We would like to thank D. Russell for conducting preliminary immunogold localization of native TLTF. We are extremely grateful to E. Ullu for the YTAT1.1 trypanosome clone and for her assistance in our efforts to express GFP in T. brucei.

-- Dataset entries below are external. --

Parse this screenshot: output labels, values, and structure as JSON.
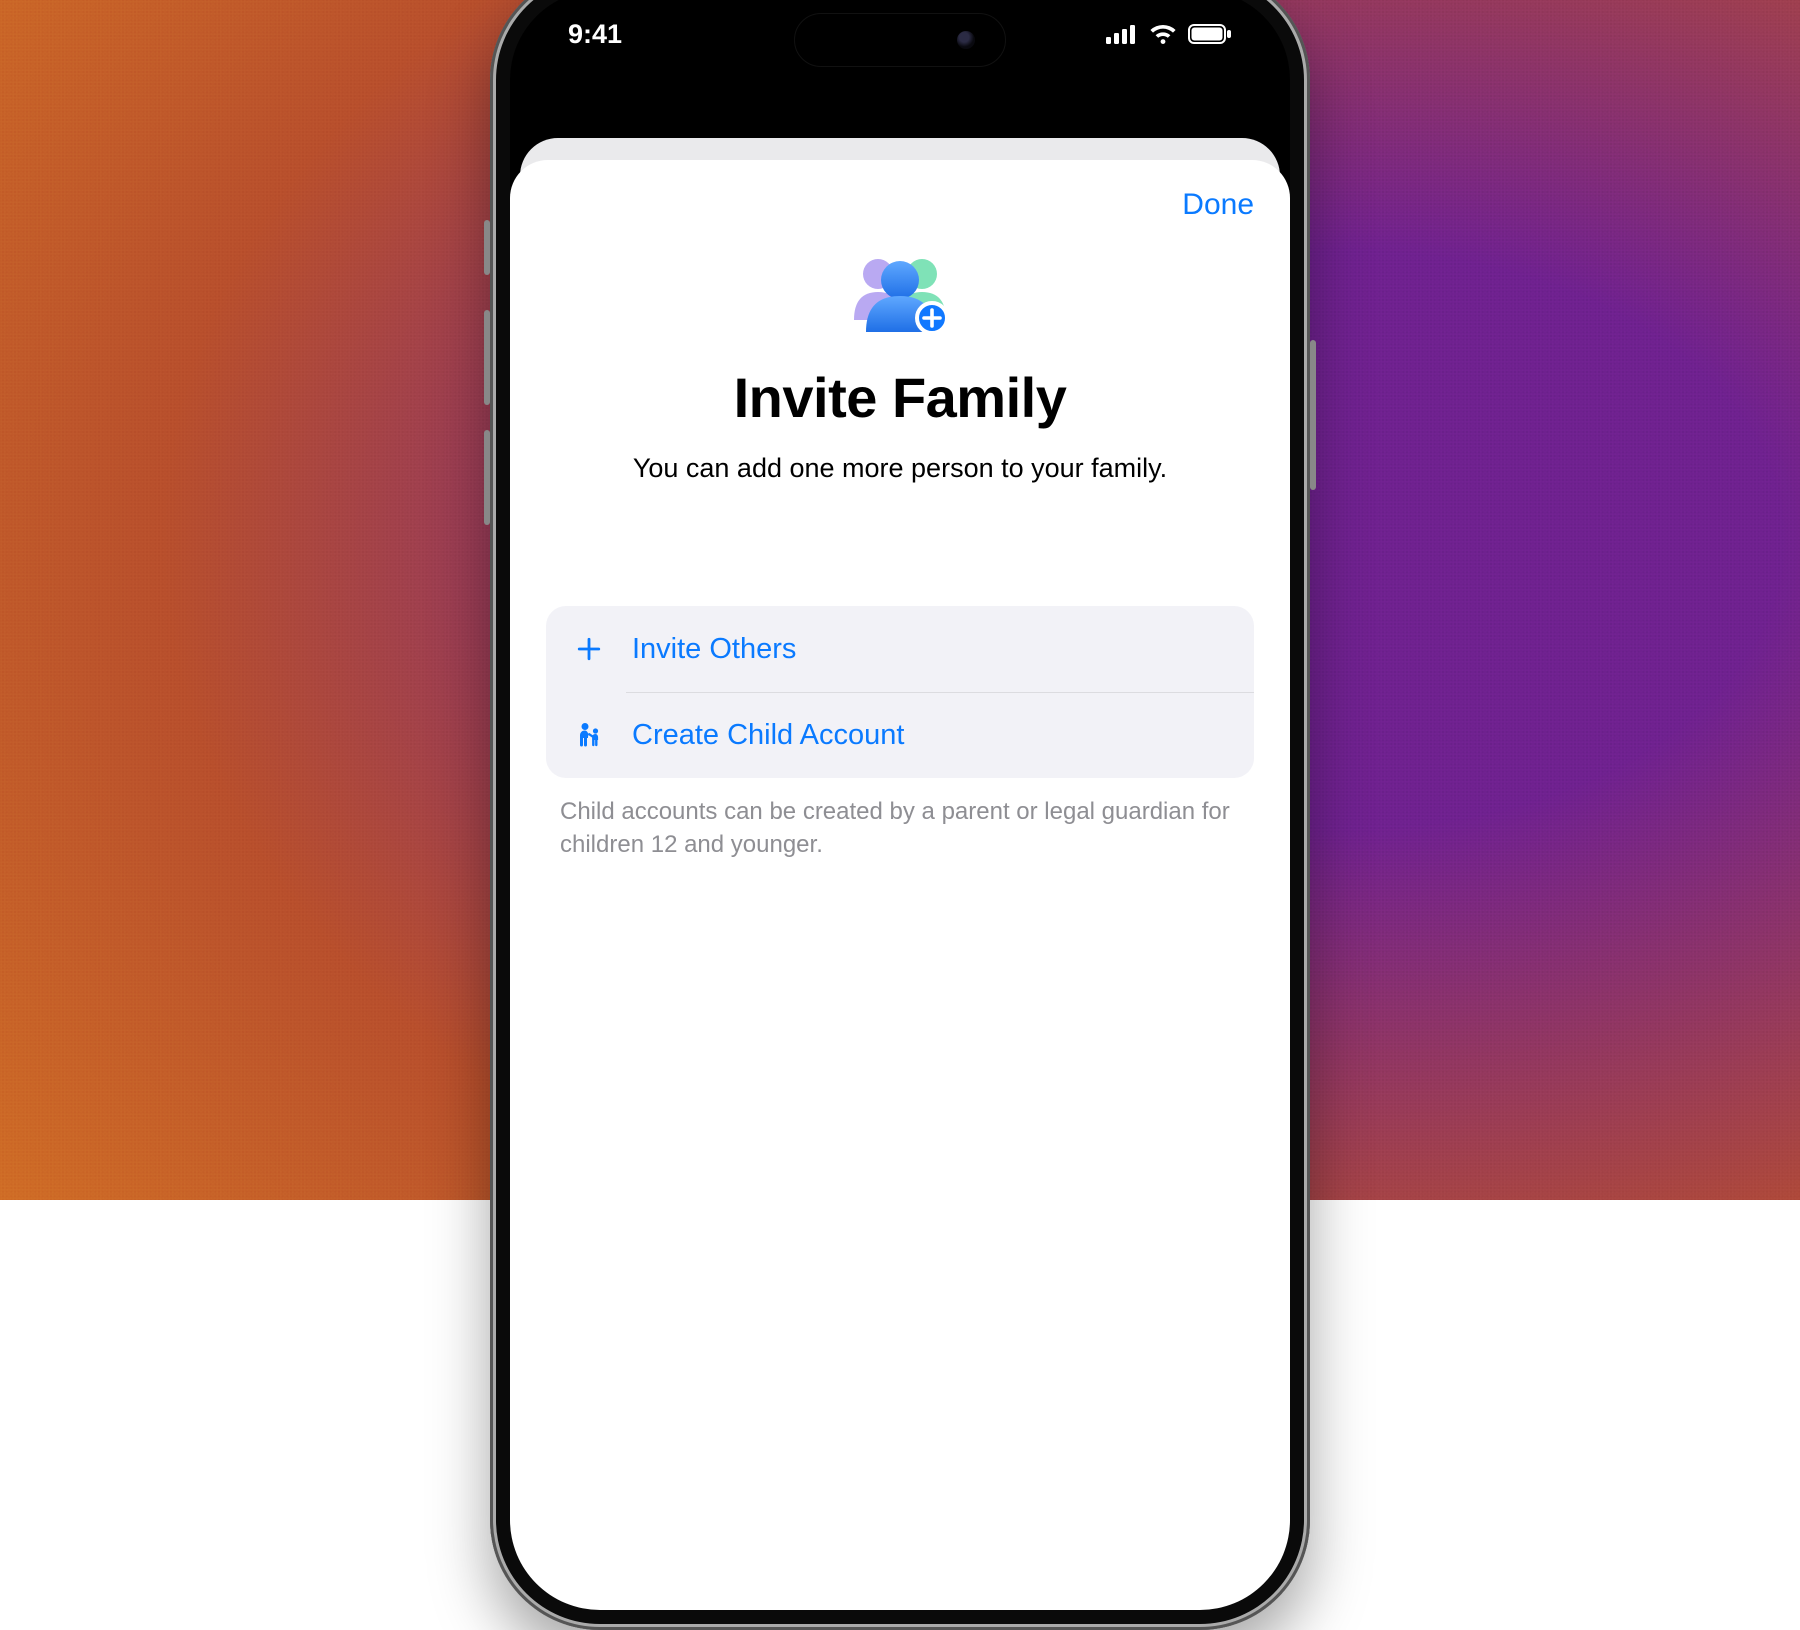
{
  "statusbar": {
    "time": "9:41"
  },
  "nav": {
    "done": "Done"
  },
  "hero": {
    "title": "Invite Family",
    "subtitle": "You can add one more person to your family."
  },
  "options": {
    "invite": "Invite Others",
    "child": "Create Child Account"
  },
  "footnote": "Child accounts can be created by a parent or legal guardian for children 12 and younger."
}
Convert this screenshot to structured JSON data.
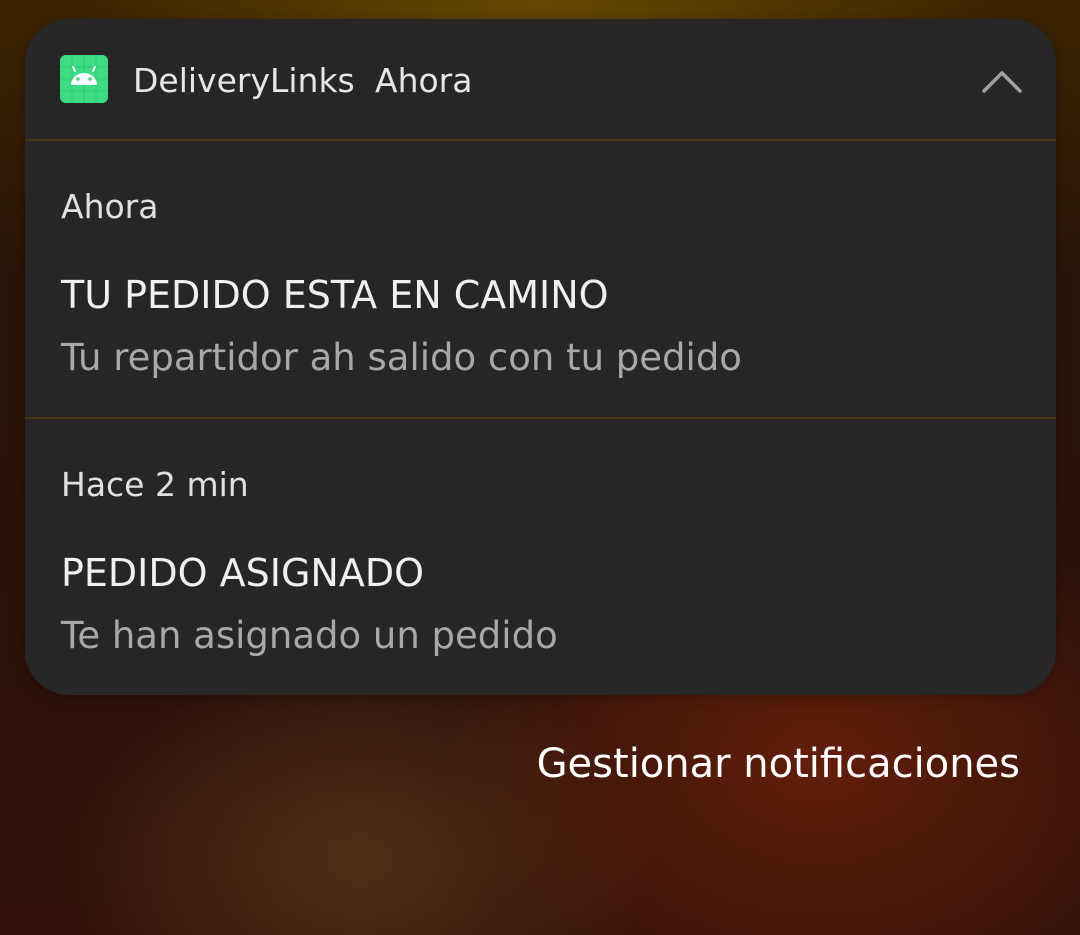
{
  "header": {
    "app_name": "DeliveryLinks",
    "time": "Ahora",
    "icon": "android-robot-icon",
    "icon_color": "#3ddc84",
    "collapse_icon": "chevron-up-icon"
  },
  "notifications": [
    {
      "time": "Ahora",
      "title": "TU PEDIDO ESTA EN CAMINO",
      "body": "Tu repartidor ah salido con tu pedido"
    },
    {
      "time": "Hace 2 min",
      "title": "PEDIDO ASIGNADO",
      "body": "Te han asignado un pedido"
    }
  ],
  "footer": {
    "manage_label": "Gestionar notificaciones"
  }
}
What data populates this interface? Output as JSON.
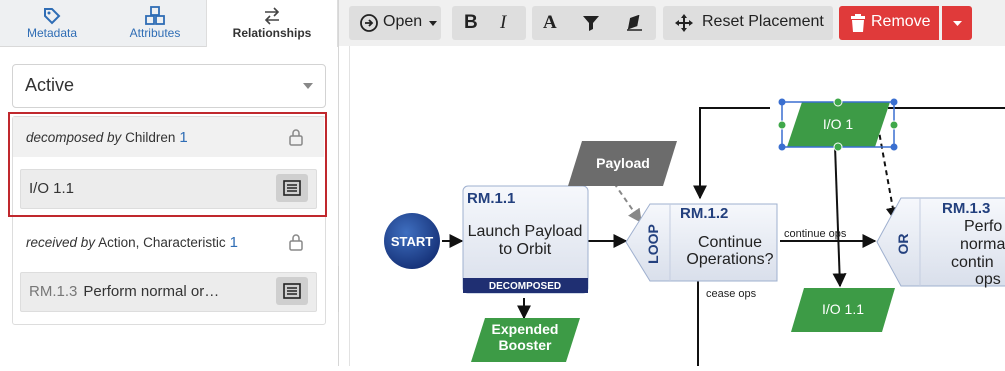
{
  "tabs": [
    {
      "label": "Metadata",
      "icon": "tag-icon"
    },
    {
      "label": "Attributes",
      "icon": "cubes-icon"
    },
    {
      "label": "Relationships",
      "icon": "swap-arrows-icon",
      "active": true
    }
  ],
  "filter": {
    "selected": "Active"
  },
  "relationships": [
    {
      "verb": "decomposed by",
      "target": "Children",
      "count": "1",
      "items": [
        {
          "id": "",
          "name": "I/O 1.1"
        }
      ]
    },
    {
      "verb": "received by",
      "target": "Action, Characteristic",
      "count": "1",
      "items": [
        {
          "id": "RM.1.3",
          "name": "Perform normal or…"
        }
      ]
    }
  ],
  "toolbar": {
    "open_label": "Open",
    "reset_label": "Reset Placement",
    "remove_label": "Remove",
    "bold_label": "B",
    "italic_label": "I",
    "font_label": "A"
  },
  "diagram": {
    "start": "START",
    "payload": "Payload",
    "io1": "I/O 1",
    "io11": "I/O 1.1",
    "expended_1": "Expended",
    "expended_2": "Booster",
    "rm11_id": "RM.1.1",
    "rm11_l1": "Launch Payload",
    "rm11_l2": "to Orbit",
    "rm11_badge": "DECOMPOSED",
    "rm12_id": "RM.1.2",
    "rm12_l1": "Continue",
    "rm12_l2": "Operations?",
    "rm12_side": "LOOP",
    "rm13_id": "RM.1.3",
    "rm13_l1": "Perfo",
    "rm13_l2": "norma",
    "rm13_l3": "contin",
    "rm13_l4": "ops",
    "rm13_side": "OR",
    "continue_ops": "continue ops",
    "cease_ops": "cease ops"
  }
}
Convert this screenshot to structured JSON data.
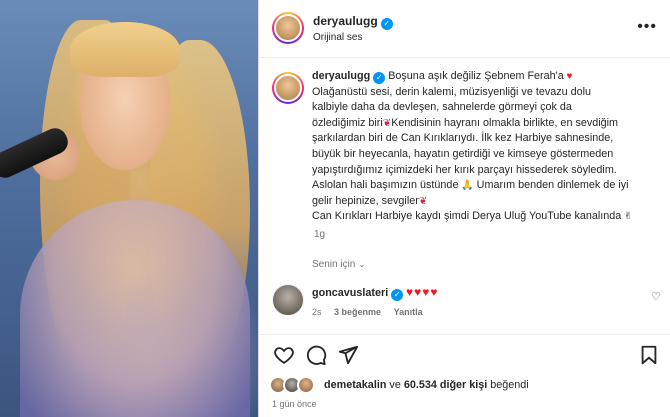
{
  "post": {
    "username": "deryaulugg",
    "audio_label": "Orijinal ses",
    "more_label": "•••"
  },
  "caption": {
    "username": "deryaulugg",
    "lines": [
      " Boşuna aşık değiliz Şebnem Ferah'a",
      "Olağanüstü sesi, derin kalemi, müzisyenliği ve tevazu dolu",
      "kalbiyle daha da devleşen, sahnelerde görmeyi çok da",
      "özlediğimiz biri",
      "Kendisinin hayranı olmakla birlikte, en sevdiğim",
      "şarkılardan biri de Can Kırıklarıydı. İlk kez Harbiye sahnesinde,",
      "büyük bir heyecanla, hayatın getirdiği ve kimseye göstermeden",
      "yapıştırdığımız içimizdeki her kırık parçayı hissederek söyledim.",
      "Aslolan hali başımızın üstünde",
      " Umarım benden dinlemek de iyi",
      "gelir hepinize, sevgiler",
      "Can Kırıkları Harbiye kaydı şimdi Derya Uluğ YouTube kanalında"
    ],
    "time": "1g"
  },
  "for_you_label": "Senin için",
  "comment": {
    "username": "goncavuslateri",
    "hearts": "♥♥♥♥",
    "time": "2s",
    "likes": "3 beğenme",
    "reply": "Yanıtla"
  },
  "likes": {
    "user": "demetakalin",
    "middle": " ve ",
    "count": "60.534 diğer kişi",
    "suffix": " beğendi"
  },
  "date": "1 gün önce",
  "colors": {
    "verified": "#0095f6",
    "heart": "#ed1c24",
    "rose": "#d2243a",
    "muted": "#737373",
    "text": "#262626"
  }
}
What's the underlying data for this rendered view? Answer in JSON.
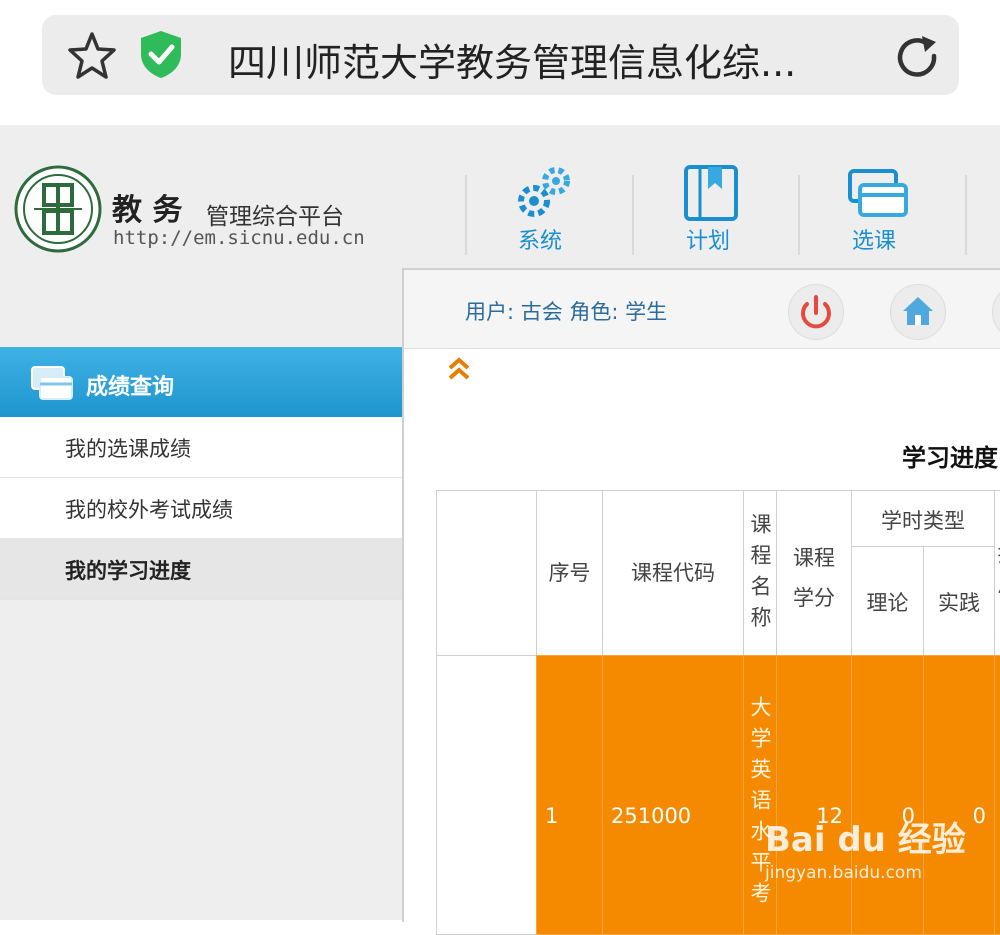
{
  "browser": {
    "url_text": "四川师范大学教务管理信息化综...",
    "star_icon": "star-outline-icon",
    "shield_icon": "shield-check-icon",
    "reload_icon": "reload-icon"
  },
  "header": {
    "brand_main": "教 务",
    "brand_sub": "管理综合平台",
    "url": "http://em.sicnu.edu.cn",
    "nav": [
      {
        "label": "系统",
        "icon": "gears-icon"
      },
      {
        "label": "计划",
        "icon": "book-icon"
      },
      {
        "label": "选课",
        "icon": "card-icon"
      }
    ]
  },
  "sidebar": {
    "section_title": "成绩查询",
    "items": [
      {
        "label": "我的选课成绩",
        "active": false
      },
      {
        "label": "我的校外考试成绩",
        "active": false
      },
      {
        "label": "我的学习进度",
        "active": true
      }
    ]
  },
  "userbar": {
    "user_text": "用户: 古会  角色: 学生",
    "power_icon": "power-icon",
    "home_icon": "home-icon"
  },
  "content": {
    "collapse_icon": "chevron-double-up-icon",
    "title": "学习进度",
    "table": {
      "headers": {
        "seq": "序号",
        "code": "课程代码",
        "name": "课程名称",
        "credits": "课程学分",
        "hours_type": "学时类型",
        "theory": "理论",
        "practice": "实践",
        "cut_col": "担总"
      },
      "row": {
        "seq": "1",
        "code": "251000",
        "name": "大学英语水平考",
        "credits": "12",
        "theory": "0",
        "practice": "0"
      }
    }
  },
  "colors": {
    "accent_blue": "#1f95cf",
    "row_orange": "#f58a00",
    "collapse_orange": "#e57f00"
  },
  "watermark": {
    "brand": "Bai du 经验",
    "url": "jingyan.baidu.com"
  }
}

We would also like to thank B. Cormack and S. Falkow for providing the GFPmut3 cDNA.
This research was funded in part by a grant from the United Nations Development Program/World Bank/ World Health Organization Special Program for Research and Training in Tropical Disease to M. Bakhiet, T. Olsson, and K. Kristensson.
Abbreviations used in this paper: ADF, adult T cell leukemia-derived factor; GFP, green fluorescent protein; GST, glutathione-S-transferase; IGIF, interferon-γ–inducing factor; THIO, thioredoxin; TLTF, T lymphocyte triggering factor.
Address correspondence to John E. Donelson, Department of Biochemistry, University of Iowa, Iowa City, IA 52242. Phone: 319-335-7889; FAX: 319-335-6764. The current address for Tushar Vaidya is Center for Cellular and Molecular Biology, Uppal Rd., Habshiguda, Hyderbad, India 500007.